Cheaper baby cribs aren’t necessarily less safe. While a lower price does correlate with more product recalls, not all manufacturers of affordable products have a poor track record in this regard. Make sure to check the specific company you intend to buy from on sites like SafeProducts.gov before dismissing their product as cheap. This, of course, applies to every type of product, from diapers to baby strollers.
Just like adults, sleeping babies require firm support. There’s a choice to be made between innerspring and foam mattresses here, with downsides and benefits provided by each.
Foam mattresses are usually lighter, which makes changing the sheets easier. They come in a wide range of thickness and density, with slimmer and firmer ones being somewhat safer since they reduce the risk of entrapment.
A coil or innerspring mattress tends to keep its shape longer than a similarly priced foam product. Manufacturers use the number of coils and the gauge of the wire inside the mattress as a metric firmness. Look for products that have at least 135 coils, with a gauge of 15.5 or lower for optimum quality.
Bassinets and cradles
Parents working on a budget can feel free to skip this category since bassinets are not absolutely necessary and only usable for a couple of months.
What they will be missing on is a good deal of convenience, since a bassinet, especially a wheeled one, allows for the infant to be moved anywhere around the house and kept close to mom and dad.
High-end products of this type come with a few interesting features, such as vibrating cradles and sensors to record the baby’s sleep.
Cheaper ones might be worth considering if there isn’t enough space in the parent’s bedroom for a full sized crib since all good doctors recommend for the infant to sleep next to the mother for the first months of life.
As a safety precaution, it’s always important to check for the mattress of a bassinet to be firm enough before buying. It’s a general rule that the infant’s sleeping surface must not be too soft and fluffy bedding can pose a risk of suffocation.
Another piece of baby furniture that can potentially add convenience to a new parent’s life is the changing table. It always features guard rails and a baby strap, with more pricey models doubling into baby dressers for extended use (standard ones are safe to use from day 1 to around 2 years).
According to the American Academy of Pediatrics, the rail must be at least 2 inches tall and to cover all sides for adequate safety. A hand must be always kept near the infant when on an elevated surface and the table must be carefully checked not to wobble.

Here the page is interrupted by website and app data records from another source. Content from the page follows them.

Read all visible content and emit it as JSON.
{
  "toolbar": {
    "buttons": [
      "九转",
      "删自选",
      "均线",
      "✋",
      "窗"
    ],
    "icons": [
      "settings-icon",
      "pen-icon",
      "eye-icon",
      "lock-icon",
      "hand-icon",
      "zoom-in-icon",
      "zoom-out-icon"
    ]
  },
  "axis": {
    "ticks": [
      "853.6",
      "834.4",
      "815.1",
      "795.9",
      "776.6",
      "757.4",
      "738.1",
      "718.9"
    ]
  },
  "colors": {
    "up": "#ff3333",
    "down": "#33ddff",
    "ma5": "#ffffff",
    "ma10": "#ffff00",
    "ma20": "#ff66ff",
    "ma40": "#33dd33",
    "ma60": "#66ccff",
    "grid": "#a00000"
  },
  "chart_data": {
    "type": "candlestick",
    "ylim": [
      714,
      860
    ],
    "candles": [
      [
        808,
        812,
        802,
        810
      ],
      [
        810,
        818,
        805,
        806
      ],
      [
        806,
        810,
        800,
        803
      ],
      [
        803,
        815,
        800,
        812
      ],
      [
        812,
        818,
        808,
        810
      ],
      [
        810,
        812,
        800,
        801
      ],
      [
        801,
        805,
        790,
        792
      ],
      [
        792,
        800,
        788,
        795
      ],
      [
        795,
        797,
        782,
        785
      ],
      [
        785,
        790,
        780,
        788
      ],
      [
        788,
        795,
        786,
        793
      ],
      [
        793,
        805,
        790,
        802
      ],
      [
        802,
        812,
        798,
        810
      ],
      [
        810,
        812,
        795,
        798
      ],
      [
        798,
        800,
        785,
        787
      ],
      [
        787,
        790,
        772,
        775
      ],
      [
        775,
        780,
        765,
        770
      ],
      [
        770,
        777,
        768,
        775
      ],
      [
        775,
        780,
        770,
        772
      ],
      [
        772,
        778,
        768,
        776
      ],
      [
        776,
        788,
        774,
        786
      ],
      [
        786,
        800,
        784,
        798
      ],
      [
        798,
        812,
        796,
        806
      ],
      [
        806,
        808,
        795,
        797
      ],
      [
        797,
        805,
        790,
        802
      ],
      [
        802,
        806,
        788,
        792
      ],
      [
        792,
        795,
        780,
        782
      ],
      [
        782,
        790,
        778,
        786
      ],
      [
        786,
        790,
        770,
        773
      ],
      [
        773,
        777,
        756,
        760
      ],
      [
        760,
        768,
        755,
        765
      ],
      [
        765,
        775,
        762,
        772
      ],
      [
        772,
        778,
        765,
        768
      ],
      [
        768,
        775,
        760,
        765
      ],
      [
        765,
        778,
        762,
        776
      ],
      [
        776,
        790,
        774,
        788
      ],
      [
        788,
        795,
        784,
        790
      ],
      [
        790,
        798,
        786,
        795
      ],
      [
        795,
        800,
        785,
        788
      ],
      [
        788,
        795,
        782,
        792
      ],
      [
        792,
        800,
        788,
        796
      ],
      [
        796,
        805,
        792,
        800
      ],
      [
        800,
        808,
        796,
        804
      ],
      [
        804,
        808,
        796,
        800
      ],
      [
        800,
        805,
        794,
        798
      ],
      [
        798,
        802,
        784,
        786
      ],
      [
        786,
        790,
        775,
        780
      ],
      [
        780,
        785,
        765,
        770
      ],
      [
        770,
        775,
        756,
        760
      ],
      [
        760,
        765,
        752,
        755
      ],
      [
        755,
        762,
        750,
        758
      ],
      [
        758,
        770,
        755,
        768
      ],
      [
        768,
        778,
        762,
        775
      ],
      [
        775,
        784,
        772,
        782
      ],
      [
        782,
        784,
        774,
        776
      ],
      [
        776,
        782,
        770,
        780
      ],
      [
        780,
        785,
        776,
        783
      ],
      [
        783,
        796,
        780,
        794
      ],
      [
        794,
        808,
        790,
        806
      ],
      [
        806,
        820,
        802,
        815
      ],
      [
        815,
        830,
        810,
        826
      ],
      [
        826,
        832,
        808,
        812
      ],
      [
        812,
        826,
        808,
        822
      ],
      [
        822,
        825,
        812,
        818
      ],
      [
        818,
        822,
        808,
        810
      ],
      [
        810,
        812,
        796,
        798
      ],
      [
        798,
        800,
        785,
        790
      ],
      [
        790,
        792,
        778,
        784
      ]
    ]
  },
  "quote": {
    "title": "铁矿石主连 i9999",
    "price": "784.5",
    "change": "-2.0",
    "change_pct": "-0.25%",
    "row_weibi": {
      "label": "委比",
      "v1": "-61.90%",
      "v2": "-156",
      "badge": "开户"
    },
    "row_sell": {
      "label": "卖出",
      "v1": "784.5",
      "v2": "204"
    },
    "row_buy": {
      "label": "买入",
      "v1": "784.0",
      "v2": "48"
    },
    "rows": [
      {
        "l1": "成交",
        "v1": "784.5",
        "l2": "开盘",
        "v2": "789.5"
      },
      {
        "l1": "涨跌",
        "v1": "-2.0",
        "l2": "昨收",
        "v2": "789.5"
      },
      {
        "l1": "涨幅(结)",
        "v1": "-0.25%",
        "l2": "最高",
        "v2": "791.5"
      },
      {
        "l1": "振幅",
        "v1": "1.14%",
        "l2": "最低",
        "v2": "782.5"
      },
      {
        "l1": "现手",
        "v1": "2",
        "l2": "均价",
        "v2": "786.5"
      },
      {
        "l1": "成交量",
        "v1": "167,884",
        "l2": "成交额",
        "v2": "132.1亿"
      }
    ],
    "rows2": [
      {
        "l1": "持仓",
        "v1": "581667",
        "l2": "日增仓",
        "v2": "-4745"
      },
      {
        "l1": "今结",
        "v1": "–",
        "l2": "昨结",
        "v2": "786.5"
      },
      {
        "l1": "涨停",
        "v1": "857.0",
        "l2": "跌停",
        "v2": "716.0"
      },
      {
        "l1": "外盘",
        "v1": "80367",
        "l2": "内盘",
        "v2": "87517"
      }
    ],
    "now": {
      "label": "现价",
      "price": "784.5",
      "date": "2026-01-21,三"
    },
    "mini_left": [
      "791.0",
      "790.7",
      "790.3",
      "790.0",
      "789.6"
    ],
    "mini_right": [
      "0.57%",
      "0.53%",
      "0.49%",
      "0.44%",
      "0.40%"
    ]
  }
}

Rockers and gliders
For parents who want to add an old-times charm to the nursery, a rocking chair would be the way to go. These pieces of furniture don’t usually have any specific adaptation for nursery use, they just provide a fun way to rock your baby.
These are not to be seen as redundant, however, since babies seem to derive so much enjoyment out of the rocking motion that even budget parenting guides usually recommend them.
Gliding chairs represent a modern variation, specifically intended to offer a leaner, wavy motion that infants seem to particularly enjoy. Their value is somewhat increased by the potentially long term use these provide.
High chairs make feeding much easier once the baby can hold his own head up. What to look for when buying one is sturdiness and stability, since you can bet that its occupant will be constantly moving around.
Good bracing is important but not nearly as important as the parent’s ability to swiftly remove the baby if the need were to arise.